The artist Nick Cave has a little something for everybody. Do you like pastel colors and shiny objects? He’s got something for you. How about costume, performance and show? There’s some of that too. Ritual? Craftsmanship? Consumerism? Check. There are so many cultural references sewn, glued and drilled onto Cave’s sculptures that they explode with social baggage. At the same time they somehow are able to separate from their materials, to discard their connotations and history for a sparkling, ostentatious reinvention.
Cave’s Meet Me at the Center of the Earth exhibit, now showing at the Seattle Art Museum, focuses on his “soundsuits,” costume-like sculptures that can either be worn by performers or posed on mannequins. These soundsuits are made from any number of found materials: second hand clothing, discarded handbags, branches, doilies, stuffed animals or human hair. It would appear that just about any item can find its way onto one of his suits; the only prerequisite seems to be that it is either saturated with color or ridiculously shiny. These materials are then collaged together into a wearable item. Trying to distinguish between the original stitchwork of a found dress and the artist’s own tailoring requires an investment of time for those of us without the trained eye. The mannequins are displayed on slightly raised platforms with enough space between them so that the visual energy created feels like something between a runway show and a display window. In a back room of the museum a performance of dancers in soundsuits is projected onto the wall as they bounce, spin, and twirl; the focus is on the sound of the costume and how the fabrics move rather than the performers.
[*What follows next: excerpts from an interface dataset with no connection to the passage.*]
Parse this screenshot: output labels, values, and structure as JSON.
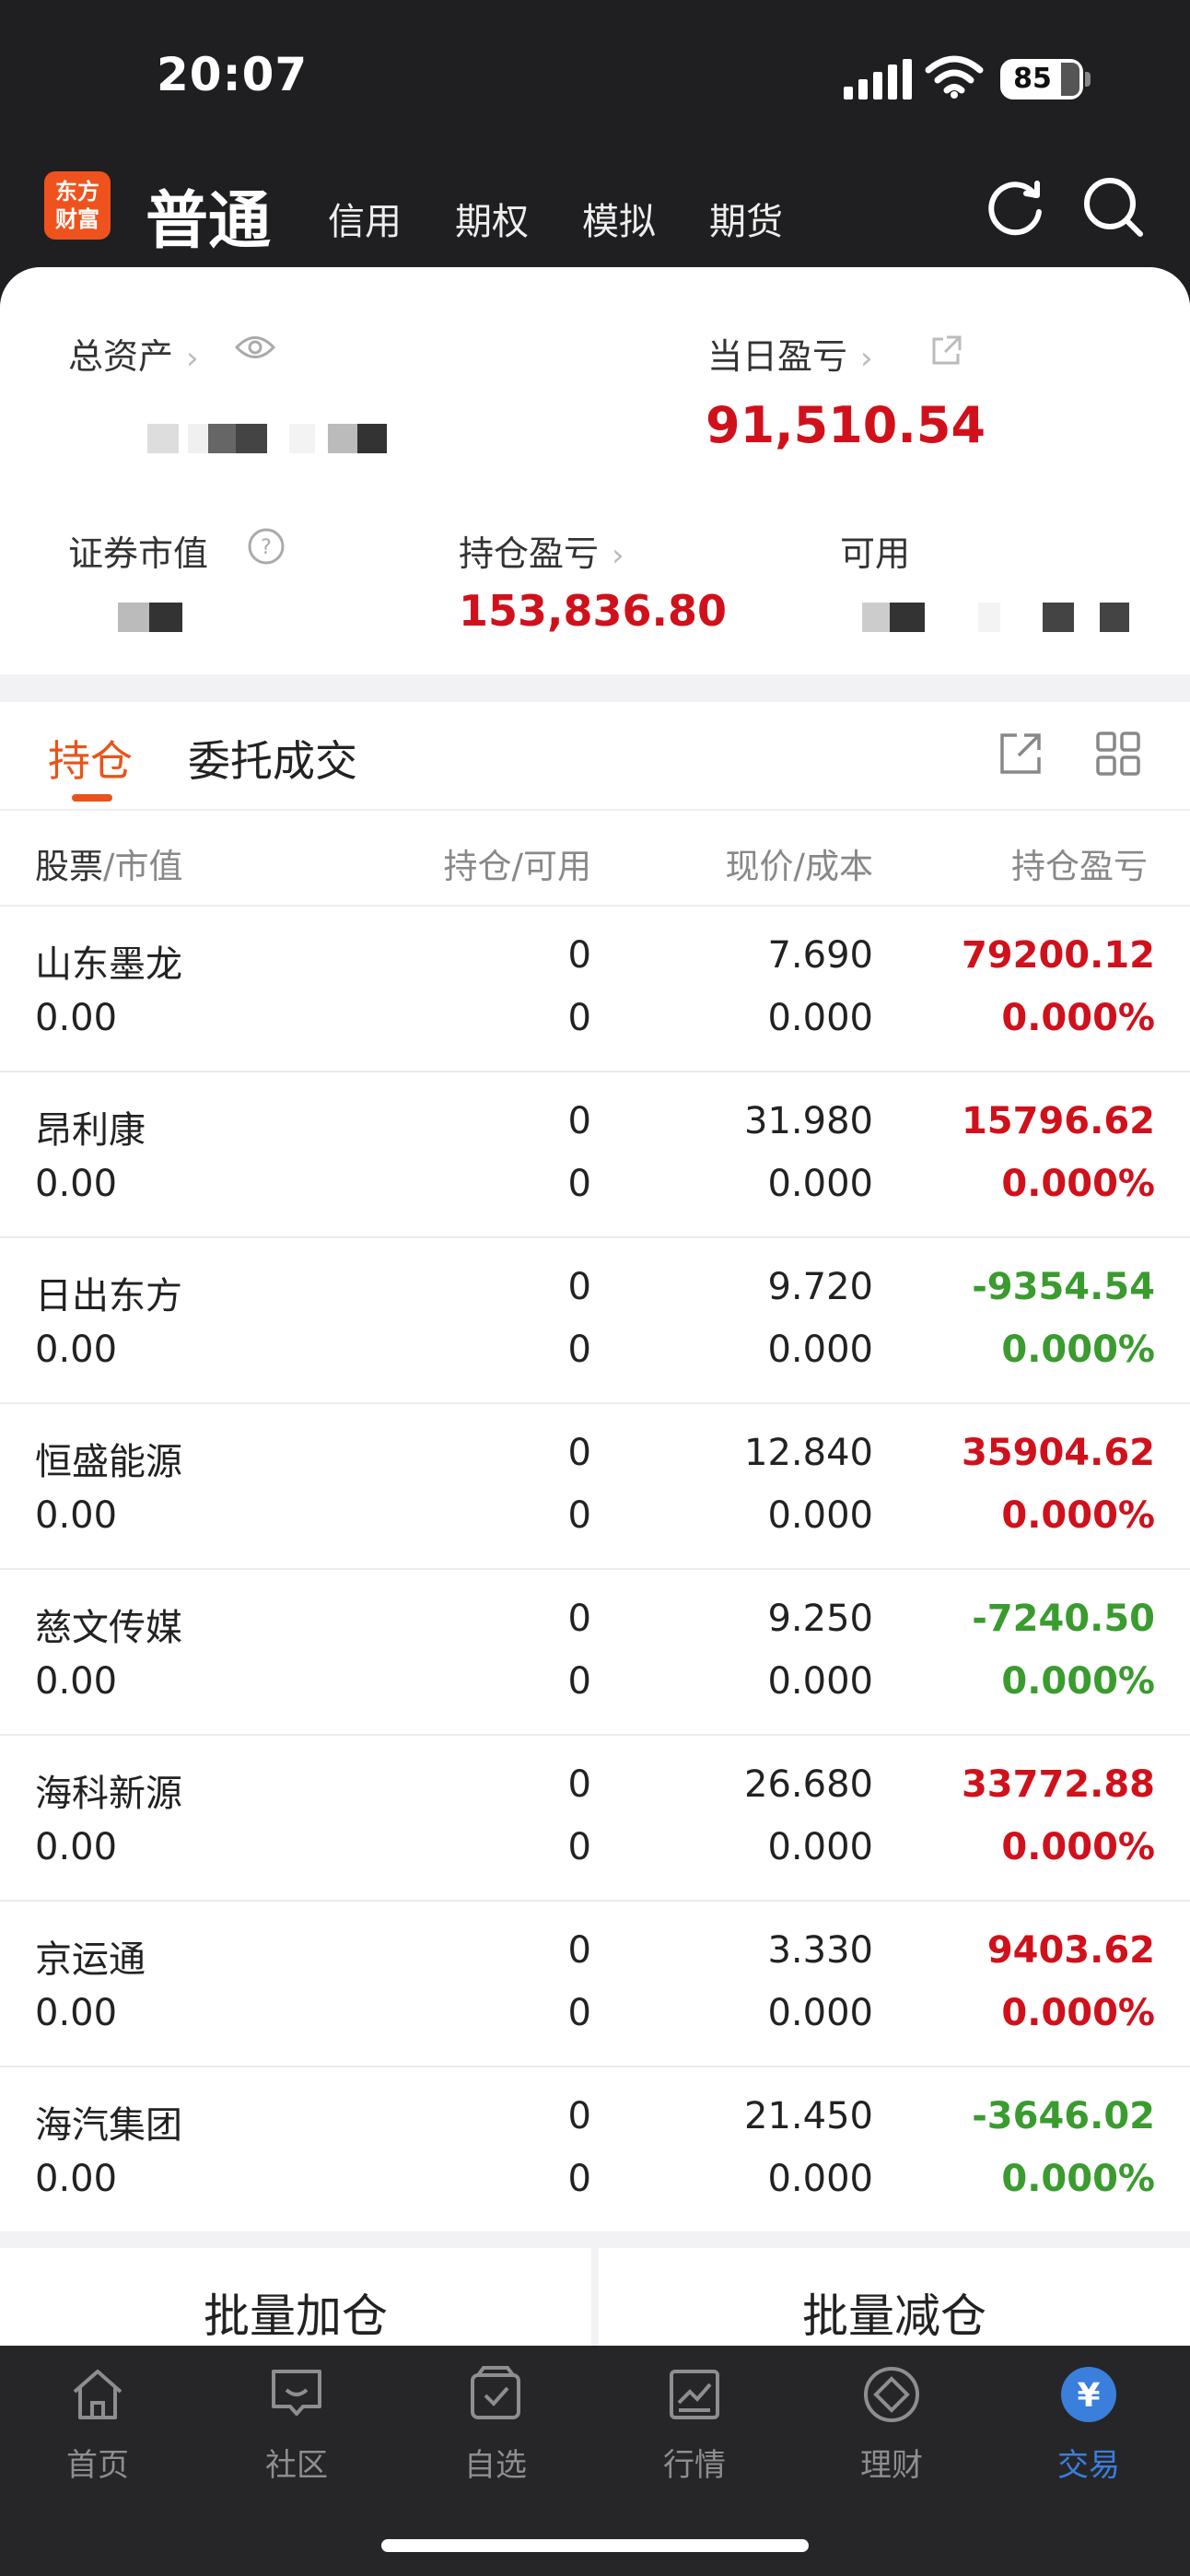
{
  "status": {
    "time": "20:07",
    "battery": "85"
  },
  "header": {
    "logo": "东方\n财富",
    "active_account": "普通",
    "tabs": [
      "信用",
      "期权",
      "模拟",
      "期货"
    ],
    "icons": [
      "refresh-icon",
      "search-icon"
    ]
  },
  "summary": {
    "total_assets_label": "总资产",
    "daily_pnl_label": "当日盈亏",
    "daily_pnl_value": "91,510.54",
    "market_value_label": "证券市值",
    "position_pnl_label": "持仓盈亏",
    "position_pnl_value": "153,836.80",
    "available_label": "可用"
  },
  "holdings_tabs": [
    "持仓",
    "委托成交"
  ],
  "table": {
    "headers": {
      "stock": "股票",
      "stock_sub": "/市值",
      "position": "持仓",
      "position_sub": "/可用",
      "price": "现价",
      "price_sub": "/成本",
      "pnl": "持仓盈亏"
    },
    "rows": [
      {
        "name": "山东墨龙",
        "market_value": "0.00",
        "position": "0",
        "available": "0",
        "price": "7.690",
        "cost": "0.000",
        "pnl": "79200.12",
        "pnl_pct": "0.000%",
        "trend": "up"
      },
      {
        "name": "昂利康",
        "market_value": "0.00",
        "position": "0",
        "available": "0",
        "price": "31.980",
        "cost": "0.000",
        "pnl": "15796.62",
        "pnl_pct": "0.000%",
        "trend": "up"
      },
      {
        "name": "日出东方",
        "market_value": "0.00",
        "position": "0",
        "available": "0",
        "price": "9.720",
        "cost": "0.000",
        "pnl": "-9354.54",
        "pnl_pct": "0.000%",
        "trend": "down"
      },
      {
        "name": "恒盛能源",
        "market_value": "0.00",
        "position": "0",
        "available": "0",
        "price": "12.840",
        "cost": "0.000",
        "pnl": "35904.62",
        "pnl_pct": "0.000%",
        "trend": "up"
      },
      {
        "name": "慈文传媒",
        "market_value": "0.00",
        "position": "0",
        "available": "0",
        "price": "9.250",
        "cost": "0.000",
        "pnl": "-7240.50",
        "pnl_pct": "0.000%",
        "trend": "down"
      },
      {
        "name": "海科新源",
        "market_value": "0.00",
        "position": "0",
        "available": "0",
        "price": "26.680",
        "cost": "0.000",
        "pnl": "33772.88",
        "pnl_pct": "0.000%",
        "trend": "up"
      },
      {
        "name": "京运通",
        "market_value": "0.00",
        "position": "0",
        "available": "0",
        "price": "3.330",
        "cost": "0.000",
        "pnl": "9403.62",
        "pnl_pct": "0.000%",
        "trend": "up"
      },
      {
        "name": "海汽集团",
        "market_value": "0.00",
        "position": "0",
        "available": "0",
        "price": "21.450",
        "cost": "0.000",
        "pnl": "-3646.02",
        "pnl_pct": "0.000%",
        "trend": "down"
      }
    ]
  },
  "batch": {
    "add": "批量加仓",
    "reduce": "批量减仓"
  },
  "nav": [
    {
      "label": "首页",
      "icon": "home-icon"
    },
    {
      "label": "社区",
      "icon": "community-icon"
    },
    {
      "label": "自选",
      "icon": "watchlist-icon"
    },
    {
      "label": "行情",
      "icon": "market-icon"
    },
    {
      "label": "理财",
      "icon": "wealth-icon"
    },
    {
      "label": "交易",
      "icon": "trade-icon",
      "active": true
    }
  ],
  "colors": {
    "up": "#d0111b",
    "down": "#3a9b2f",
    "accent": "#e8541a",
    "nav_active": "#3a7fdb"
  }
}
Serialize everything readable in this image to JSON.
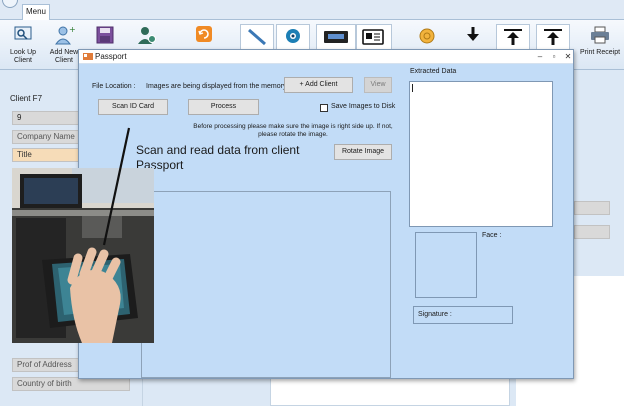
{
  "menu": {
    "tab_label": "Menu"
  },
  "ribbon": {
    "lookup_label": "Look Up Client",
    "new_client_label": "Add New Client",
    "print_receipt_label": "Print Receipt"
  },
  "client_panel": {
    "header": "Client F7",
    "fields": {
      "id_value": "9",
      "company_name": "Company Name",
      "title": "Title",
      "proof_of_address": "Prof of Address",
      "country_of_birth": "Country of birth"
    }
  },
  "dialog": {
    "title": "Passport",
    "file_location_label": "File Location :",
    "memory_status": "Images are being displayed from the memory",
    "add_client_button": "+ Add Client",
    "view_button": "View",
    "scan_id_button": "Scan ID Card",
    "process_button": "Process",
    "save_images_label": "Save Images to Disk",
    "save_images_checked": false,
    "note_text": "Before processing please make sure the image is right side up. If not, please rotate the image.",
    "rotate_button": "Rotate Image",
    "extracted_label": "Extracted Data",
    "face_label": "Face :",
    "signature_label": "Signature :"
  },
  "annotation": {
    "line1": "Scan and read data from client",
    "line2": "Passport"
  },
  "colors": {
    "dialog_bg": "#c2dcf7",
    "app_bg": "#dce8f5",
    "selected_field": "#f6dcb8",
    "accent_orange": "#f08a24"
  }
}
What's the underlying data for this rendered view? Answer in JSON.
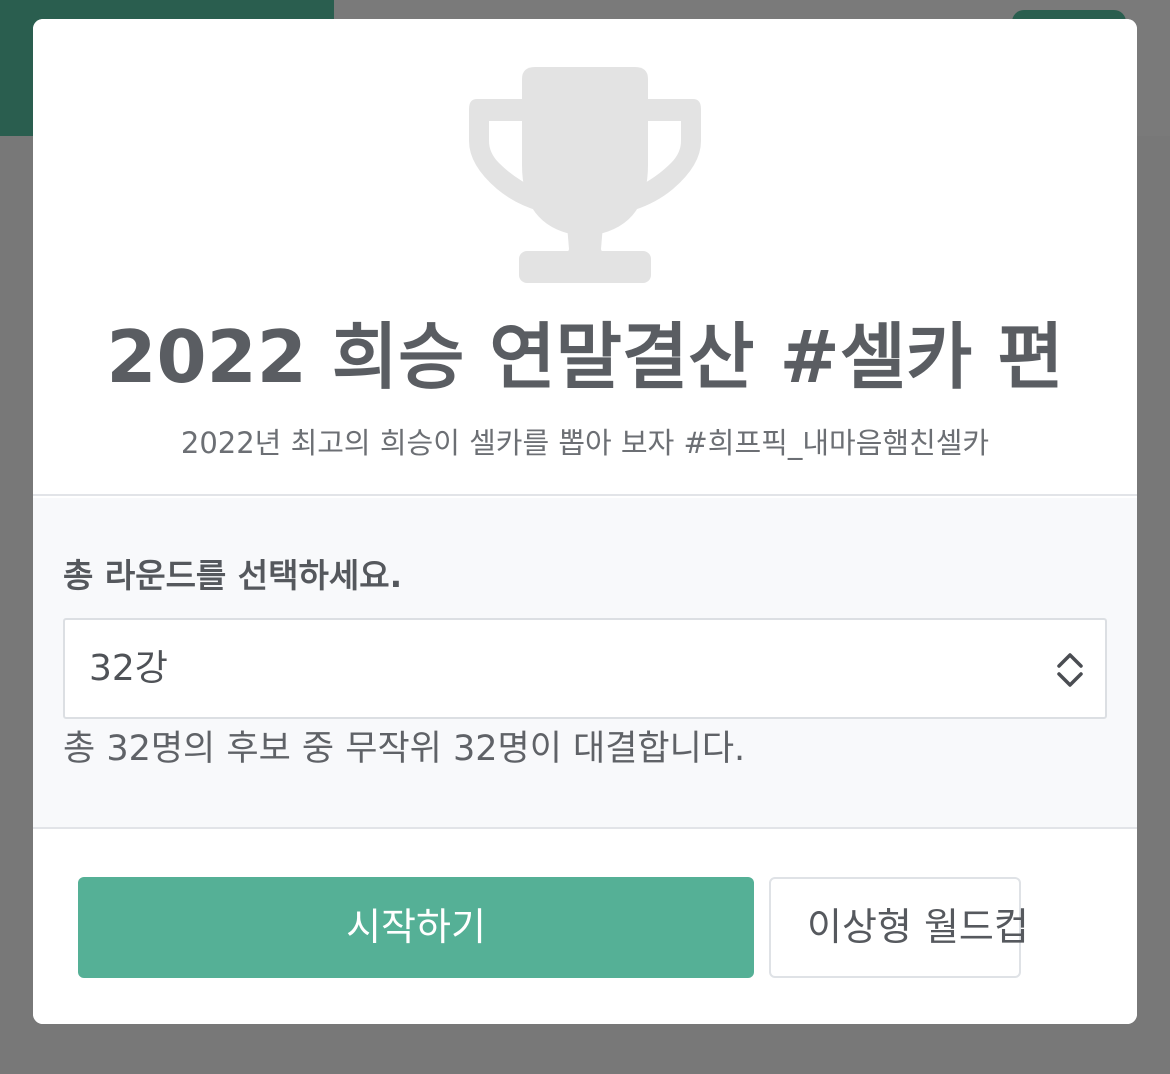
{
  "modal": {
    "title": "2022 희승 연말결산 #셀카 편",
    "subtitle": "2022년 최고의 희승이 셀카를 뽑아 보자 #희프픽_내마음햄친셀카",
    "trophy_icon": "trophy-icon",
    "round": {
      "label": "총 라운드를 선택하세요.",
      "selected_value": "32강",
      "description": "총 32명의 후보 중 무작위 32명이 대결합니다."
    },
    "buttons": {
      "start_label": "시작하기",
      "worldcup_label": "이상형 월드컵"
    }
  },
  "colors": {
    "accent": "#55b096",
    "header_bg": "#2a5e4f",
    "trophy": "#e3e3e3",
    "overlay": "#7b7b7b"
  }
}
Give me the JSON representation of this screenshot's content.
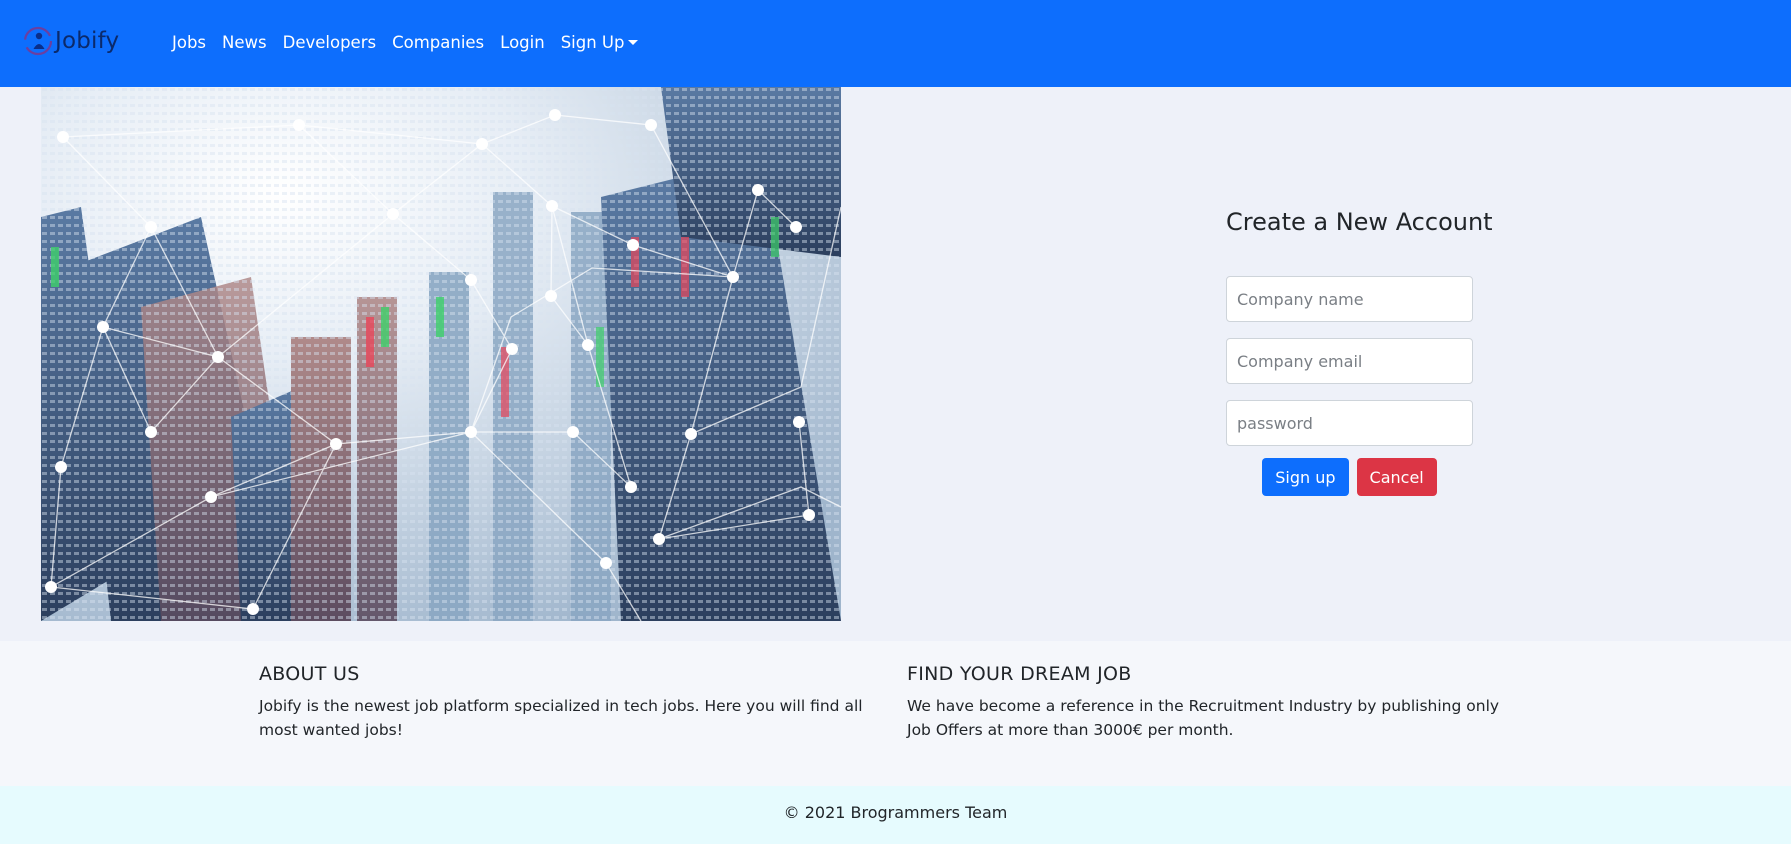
{
  "navbar": {
    "brand": "Jobify",
    "links": [
      "Jobs",
      "News",
      "Developers",
      "Companies",
      "Login"
    ],
    "signup_dropdown": "Sign Up",
    "bg_color": "#0d6efd"
  },
  "hero": {
    "icon": "city-network-image"
  },
  "signup_form": {
    "title": "Create a New Account",
    "company_name_placeholder": "Company name",
    "company_email_placeholder": "Company email",
    "password_placeholder": "password",
    "submit_label": "Sign up",
    "cancel_label": "Cancel",
    "submit_color": "#0d6efd",
    "cancel_color": "#dc3545"
  },
  "footer": {
    "about_title": "ABOUT US",
    "about_text": "Jobify is the newest job platform specialized in tech jobs. Here you will find all most wanted jobs!",
    "dream_title": "FIND YOUR DREAM JOB",
    "dream_text": "We have become a reference in the Recruitment Industry by publishing only Job Offers at more than 3000€ per month.",
    "copyright": "© 2021 Brogrammers Team"
  }
}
Cave’s work has multiple contexts where it feels comfortable. In part due to his position as director of the graduate fashion program at the School of the Art Institute of Chicago (and the ever present mannequin), it develops a relation to fashion and sculpture. Dance and performance also become a part of the discourse surrounding his work: the soundsuit “invasions” are presentations in public spaces (not to mention that the word on the street is Nick Cave trained with the Alvin Ailey Dance Company). It could also be read as a commentary on late-capitalism: much of the found materials are mass produced castaways and ephemera that are repurposed. And just as interestingly, the work is often read as interpretations of African ceremonial masks and ritual. Indeed, the Seattle Art Museum previously displayed their own Cave pieces in the African Arts wing as opposed to the contemporary section. Perhaps his largest exhibit on the west coast prior to Meet Me at the Center of the Earth was at the Fowler Museum: an institution originally titled Museum and Laboratories of Ethnic Arts and Technology with a focus on non-Western Arts. The soundsuits fit into any or all of these social and political lineages without feeling like a stretch. Yet all of the references have a way of becoming white noise. What emerges from this noise are demanding sculptures that establish a visual presence and their own context that is more than the sum of its cultural parts.
Perhaps the most layered attribute of the suits is how they seem to be in a state of constant transition, existing somewhere between movement and stillness, action and rest. They are pieces about contradiction. As I look at them I can easily imagine the sounds they would make if they were used in a performance; this makes the silence of the gallery so conspicuous and present. And yet even though they are often worn as costumes, it is difficult to imagine them as being used by just anyone. They seem cumbersome, either to be put on only by professional dancers or not at all. One of the soundsuits has metal floral sconces positioned on a metal armature. This armature wraps tightly around the mannequin starting at the waist with a woven floral bodysuit underneath. Although the piece invites the gaze with the delicate palette and attractive use of roses and shrubbery, it is also cold and guarded. The armature creates a kind of cage or prison around the figure, the metalwork emphasizing a symbolic wall between object and audience. Even the most tactilely inviting works, large suits made of human hair, exist in a state of flux, moving between engagement and distance. They are fuzzy and warm with the colors of gumballs, lollipops or even Mondrian paintings. They are fun. But they are huge and daunting; monoliths of fur that are 7 feet tall, giddy from far but imposing up close. This kind of visual dichotomy is the strength of the work, the active nature of the sculptures that never feel quite settled but always engaging.
You’ve seen Nick Cave’s materials before. He uses a vocabulary that you know. It feels familiar and recognizable, but it also feels new. When you see Meet Me at the Center of the Earth, you’ll be sure to find something for you.